There’s a long, running debate about whether it’s more difficult for women or men to quit smoking. Regardless of the answer, one thing’s for sure. Everyone can give up tobacco if they find the right approach. These are some considerations that are especially helpful for women.
Nicotine Dependence for Women
- Avoid the patch if you’re pregnant. The Centers for Disease Control and Prevention advise against nicotine patches for pregnant women. During pregnancy, women metabolize nicotine as much as 120 times faster, so the regular dose contained in the patch is ineffective. Nicotine replacement devices may work for women who are not expecting.

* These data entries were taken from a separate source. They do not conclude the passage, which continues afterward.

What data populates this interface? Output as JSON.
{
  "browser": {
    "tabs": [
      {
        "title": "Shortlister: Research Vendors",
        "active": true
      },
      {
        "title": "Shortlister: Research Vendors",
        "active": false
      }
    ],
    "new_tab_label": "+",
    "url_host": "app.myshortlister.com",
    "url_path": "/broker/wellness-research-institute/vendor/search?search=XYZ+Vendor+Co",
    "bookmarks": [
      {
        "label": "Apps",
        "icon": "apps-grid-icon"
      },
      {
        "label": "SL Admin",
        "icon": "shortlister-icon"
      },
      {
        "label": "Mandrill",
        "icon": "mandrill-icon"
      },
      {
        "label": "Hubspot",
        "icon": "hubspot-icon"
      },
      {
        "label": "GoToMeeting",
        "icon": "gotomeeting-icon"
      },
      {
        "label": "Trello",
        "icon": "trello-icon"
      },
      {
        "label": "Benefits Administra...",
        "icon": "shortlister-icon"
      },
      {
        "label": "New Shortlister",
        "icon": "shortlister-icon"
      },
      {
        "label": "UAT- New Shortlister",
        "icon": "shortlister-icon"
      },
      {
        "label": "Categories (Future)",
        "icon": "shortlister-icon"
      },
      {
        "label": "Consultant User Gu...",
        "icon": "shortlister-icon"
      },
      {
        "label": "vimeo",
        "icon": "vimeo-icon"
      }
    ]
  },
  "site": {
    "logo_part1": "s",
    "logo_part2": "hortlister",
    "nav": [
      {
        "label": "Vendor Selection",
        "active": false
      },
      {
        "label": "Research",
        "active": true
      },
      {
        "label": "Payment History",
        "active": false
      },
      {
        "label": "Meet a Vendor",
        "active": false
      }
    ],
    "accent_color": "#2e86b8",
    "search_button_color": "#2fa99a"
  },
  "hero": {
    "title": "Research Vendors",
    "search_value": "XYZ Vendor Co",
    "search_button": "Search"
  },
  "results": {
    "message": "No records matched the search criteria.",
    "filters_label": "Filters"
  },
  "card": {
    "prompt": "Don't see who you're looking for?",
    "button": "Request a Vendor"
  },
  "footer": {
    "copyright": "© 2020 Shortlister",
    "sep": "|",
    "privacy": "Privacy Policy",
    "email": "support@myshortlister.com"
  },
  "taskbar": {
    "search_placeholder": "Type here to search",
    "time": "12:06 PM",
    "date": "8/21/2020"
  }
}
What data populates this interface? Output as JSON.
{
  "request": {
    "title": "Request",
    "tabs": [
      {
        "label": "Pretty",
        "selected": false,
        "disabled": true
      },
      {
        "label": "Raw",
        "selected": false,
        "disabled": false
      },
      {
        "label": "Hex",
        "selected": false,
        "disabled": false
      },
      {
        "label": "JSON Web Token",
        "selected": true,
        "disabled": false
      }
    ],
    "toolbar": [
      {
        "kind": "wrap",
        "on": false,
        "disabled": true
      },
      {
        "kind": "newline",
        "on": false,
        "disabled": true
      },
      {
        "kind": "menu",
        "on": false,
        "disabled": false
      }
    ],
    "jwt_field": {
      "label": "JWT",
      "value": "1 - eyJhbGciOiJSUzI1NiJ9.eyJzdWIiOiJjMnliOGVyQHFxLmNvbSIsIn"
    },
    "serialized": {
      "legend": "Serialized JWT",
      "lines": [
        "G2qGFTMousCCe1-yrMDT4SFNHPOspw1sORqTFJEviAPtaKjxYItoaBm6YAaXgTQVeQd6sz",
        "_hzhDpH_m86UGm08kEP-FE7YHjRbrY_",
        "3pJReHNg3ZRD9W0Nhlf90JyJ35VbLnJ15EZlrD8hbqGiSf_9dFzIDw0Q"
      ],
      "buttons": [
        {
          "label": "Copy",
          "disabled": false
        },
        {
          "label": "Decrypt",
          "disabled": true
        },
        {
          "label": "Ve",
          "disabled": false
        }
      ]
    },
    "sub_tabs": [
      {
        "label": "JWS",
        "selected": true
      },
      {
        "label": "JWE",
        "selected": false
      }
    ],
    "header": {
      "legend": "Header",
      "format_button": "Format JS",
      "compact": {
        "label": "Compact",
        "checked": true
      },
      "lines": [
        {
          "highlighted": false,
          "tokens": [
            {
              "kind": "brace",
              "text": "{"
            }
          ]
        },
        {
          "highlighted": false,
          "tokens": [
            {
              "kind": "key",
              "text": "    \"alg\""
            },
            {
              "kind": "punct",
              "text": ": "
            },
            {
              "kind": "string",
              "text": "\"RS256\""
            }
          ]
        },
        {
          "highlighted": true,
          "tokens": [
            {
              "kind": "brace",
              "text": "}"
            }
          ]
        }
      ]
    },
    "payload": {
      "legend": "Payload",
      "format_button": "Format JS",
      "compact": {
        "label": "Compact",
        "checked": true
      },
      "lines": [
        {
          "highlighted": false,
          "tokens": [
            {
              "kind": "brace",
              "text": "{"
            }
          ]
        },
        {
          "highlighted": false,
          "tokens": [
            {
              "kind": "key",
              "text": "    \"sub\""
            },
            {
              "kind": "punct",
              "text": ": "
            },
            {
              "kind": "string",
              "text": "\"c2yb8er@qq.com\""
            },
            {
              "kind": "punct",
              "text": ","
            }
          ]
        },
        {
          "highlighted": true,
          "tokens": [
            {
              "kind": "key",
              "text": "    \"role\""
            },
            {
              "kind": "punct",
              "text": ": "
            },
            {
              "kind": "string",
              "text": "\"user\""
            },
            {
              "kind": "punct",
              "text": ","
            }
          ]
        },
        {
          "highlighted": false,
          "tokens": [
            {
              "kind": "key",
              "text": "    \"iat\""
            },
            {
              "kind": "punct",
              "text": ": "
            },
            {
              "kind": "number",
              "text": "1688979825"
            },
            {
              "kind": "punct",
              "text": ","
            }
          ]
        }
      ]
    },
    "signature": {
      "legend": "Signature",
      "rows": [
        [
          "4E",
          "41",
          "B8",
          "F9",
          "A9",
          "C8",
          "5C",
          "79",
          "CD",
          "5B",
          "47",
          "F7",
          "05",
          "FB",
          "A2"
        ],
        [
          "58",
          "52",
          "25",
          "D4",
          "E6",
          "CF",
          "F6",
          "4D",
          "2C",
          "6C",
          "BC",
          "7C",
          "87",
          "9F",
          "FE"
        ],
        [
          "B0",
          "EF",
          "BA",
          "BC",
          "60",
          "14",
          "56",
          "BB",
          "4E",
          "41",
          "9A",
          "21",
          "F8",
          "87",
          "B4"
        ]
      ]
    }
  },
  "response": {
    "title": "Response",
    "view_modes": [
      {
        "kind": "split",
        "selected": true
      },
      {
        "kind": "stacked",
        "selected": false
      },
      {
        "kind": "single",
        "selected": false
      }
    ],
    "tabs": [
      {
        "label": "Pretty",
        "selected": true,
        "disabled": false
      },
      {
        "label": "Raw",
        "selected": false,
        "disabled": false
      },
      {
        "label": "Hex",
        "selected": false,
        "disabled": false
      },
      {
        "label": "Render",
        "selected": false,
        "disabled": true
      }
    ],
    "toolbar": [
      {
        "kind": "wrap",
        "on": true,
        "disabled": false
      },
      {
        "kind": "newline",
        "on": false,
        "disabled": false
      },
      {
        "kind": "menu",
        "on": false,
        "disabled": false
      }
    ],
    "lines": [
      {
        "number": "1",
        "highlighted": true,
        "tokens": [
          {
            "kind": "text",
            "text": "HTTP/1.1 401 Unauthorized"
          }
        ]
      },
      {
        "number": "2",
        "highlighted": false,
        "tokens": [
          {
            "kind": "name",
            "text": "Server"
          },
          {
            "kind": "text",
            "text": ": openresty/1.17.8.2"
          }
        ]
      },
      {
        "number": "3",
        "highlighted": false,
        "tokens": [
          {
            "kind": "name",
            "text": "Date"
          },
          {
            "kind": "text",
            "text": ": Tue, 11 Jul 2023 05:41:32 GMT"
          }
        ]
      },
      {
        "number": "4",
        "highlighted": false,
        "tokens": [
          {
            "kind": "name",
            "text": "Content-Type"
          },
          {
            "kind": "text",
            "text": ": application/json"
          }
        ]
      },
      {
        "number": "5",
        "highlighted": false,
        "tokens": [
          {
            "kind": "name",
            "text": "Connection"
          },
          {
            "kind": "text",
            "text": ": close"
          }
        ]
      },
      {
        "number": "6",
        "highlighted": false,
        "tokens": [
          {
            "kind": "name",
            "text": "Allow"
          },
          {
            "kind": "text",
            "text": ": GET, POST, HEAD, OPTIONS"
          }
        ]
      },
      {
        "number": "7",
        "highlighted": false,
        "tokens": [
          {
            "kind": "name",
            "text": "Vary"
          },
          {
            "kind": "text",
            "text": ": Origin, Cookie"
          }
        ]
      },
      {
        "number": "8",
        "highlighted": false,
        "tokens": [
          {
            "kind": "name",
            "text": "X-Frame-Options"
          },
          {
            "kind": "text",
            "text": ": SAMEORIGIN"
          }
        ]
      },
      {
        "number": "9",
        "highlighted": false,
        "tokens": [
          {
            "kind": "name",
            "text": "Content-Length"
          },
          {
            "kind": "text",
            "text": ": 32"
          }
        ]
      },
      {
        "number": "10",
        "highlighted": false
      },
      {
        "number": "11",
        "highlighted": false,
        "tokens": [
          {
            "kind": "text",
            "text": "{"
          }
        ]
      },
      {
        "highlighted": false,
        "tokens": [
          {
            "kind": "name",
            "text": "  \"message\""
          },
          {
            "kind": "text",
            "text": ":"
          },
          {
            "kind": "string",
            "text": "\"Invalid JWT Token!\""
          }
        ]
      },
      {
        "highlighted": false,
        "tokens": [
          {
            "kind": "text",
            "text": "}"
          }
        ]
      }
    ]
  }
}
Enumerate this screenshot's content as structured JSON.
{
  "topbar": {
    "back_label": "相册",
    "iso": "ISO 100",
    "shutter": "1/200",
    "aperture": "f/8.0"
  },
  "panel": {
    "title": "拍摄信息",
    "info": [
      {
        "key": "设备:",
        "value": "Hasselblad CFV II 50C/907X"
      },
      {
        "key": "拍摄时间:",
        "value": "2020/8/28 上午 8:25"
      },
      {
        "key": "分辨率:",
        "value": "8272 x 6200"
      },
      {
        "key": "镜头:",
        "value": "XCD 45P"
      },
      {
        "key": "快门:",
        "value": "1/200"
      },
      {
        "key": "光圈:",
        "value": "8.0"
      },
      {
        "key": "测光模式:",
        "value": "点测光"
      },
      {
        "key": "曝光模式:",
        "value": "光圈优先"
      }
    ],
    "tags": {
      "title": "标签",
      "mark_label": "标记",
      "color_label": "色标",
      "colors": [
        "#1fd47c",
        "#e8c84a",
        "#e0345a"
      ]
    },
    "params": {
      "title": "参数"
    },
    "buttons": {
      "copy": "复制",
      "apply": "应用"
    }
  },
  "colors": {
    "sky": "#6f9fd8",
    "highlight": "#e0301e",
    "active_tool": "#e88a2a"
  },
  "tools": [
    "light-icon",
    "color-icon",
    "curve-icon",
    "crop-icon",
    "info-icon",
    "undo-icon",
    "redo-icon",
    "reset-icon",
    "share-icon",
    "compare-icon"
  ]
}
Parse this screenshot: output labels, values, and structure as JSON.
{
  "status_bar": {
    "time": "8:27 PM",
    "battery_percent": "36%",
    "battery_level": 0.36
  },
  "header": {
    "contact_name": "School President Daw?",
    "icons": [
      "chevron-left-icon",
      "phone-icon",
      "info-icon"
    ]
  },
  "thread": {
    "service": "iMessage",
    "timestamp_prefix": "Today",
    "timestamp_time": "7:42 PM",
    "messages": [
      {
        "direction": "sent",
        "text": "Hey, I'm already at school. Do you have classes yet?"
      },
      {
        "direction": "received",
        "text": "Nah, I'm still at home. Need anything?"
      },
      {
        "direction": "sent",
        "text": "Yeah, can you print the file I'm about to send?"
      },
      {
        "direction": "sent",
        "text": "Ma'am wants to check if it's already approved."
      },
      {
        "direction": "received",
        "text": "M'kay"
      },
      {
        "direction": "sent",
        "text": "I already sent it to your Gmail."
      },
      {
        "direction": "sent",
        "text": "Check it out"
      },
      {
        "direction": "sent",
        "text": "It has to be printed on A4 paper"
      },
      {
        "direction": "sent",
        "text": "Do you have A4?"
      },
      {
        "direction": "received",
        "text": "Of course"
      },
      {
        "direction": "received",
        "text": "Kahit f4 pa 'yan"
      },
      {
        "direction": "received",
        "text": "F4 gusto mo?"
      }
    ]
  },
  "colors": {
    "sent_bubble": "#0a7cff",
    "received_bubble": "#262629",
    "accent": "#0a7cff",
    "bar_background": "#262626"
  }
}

- Learn about nicotine receptors. Female smokers appear to have fewer nicotine receptors in their brain than male smokers. This suggests that giving up smoking for women is more complicated than just replacing nicotine.
- Use alternatives to nicotine replacement. Fortunately, there are many smoking cessation techniques that address more factors than nicotine alone. Browse online or consult your doctor to find out about your options.
Post-Smoking Weight Gain for Women
- Love your body. Women may be especially apprehensive about gaining weight if they stop smoking. Try to cultivate a healthy body image that lets you appreciate your individual beauty, regardless of your dress size.
- Put moderate weight gain in perspective. The average weight gain for former smokers is about 5 to 10 pounds. Smoking is much more risky than a few extra pounds.
- Guard against obesity. Obesity is a serious health issue. If you gain more than 10 pounds or continue to gain weight after 3 months, take prompt action to get back in control.
- Exercise more. Your metabolism may slow down when you give up cigarettes. Becoming more physically active will speed it up and improve your mood.
- Manage emotional eating. Women tend to have stronger tendencies to turn to food for comfort. Give yourself treats with no calories like bubble baths or time to read that new novel you’ve been dying to get into.
- Curb your appetite naturally. It’s easier to consume less when your hunger is satisfied. Sip water, herbal tea, or clear soup.
- Ask your doctor about Naltrexone. Naltrexone is a drug used to treat alcohol and drug addiction, but it also shows promise for helping female ex-smokers to avoid weight gain. Your doctor can help you determine if it might help you.
Additional Suggestions for Women Who Want to Quit Smoking
- Explore behavior-based approaches. The entire ritual of smoking is important to some women. Strategies like deep breathing and learning to deal with triggers, such as that morning cup of coffee that goes hand in hand with smoking a cigarette, can help women to persevere.
- Find other ways to deal with stress. It’s natural to reach for a cigarette when you feel tense. Form new habits like meditation or getting a massage.
- Join a traditional support group. Women are more likely to understand the value of social support. Ask your insurance provider or local hospital if they can recommend a group you can join.
- Get connected through social media. You can also find support on the Internet. Join an existing self-help group or start your own. Text each other words of encouragement.
- Talk with your doctor about non-nicotine medications. Many women find nicotine replacement devices helpful, but there are more options if you need them. Your doctor can tell you about a variety of drugs, including certain antidepressants, which have also been found to making quitting tobacco easier.
Quitting smoking is often the single most important thing you can do to improve your health. Experiment with the best approaches for women and talk with your doctor if you need more help.
Have quit smoking tips of your own? Please share in the comment section.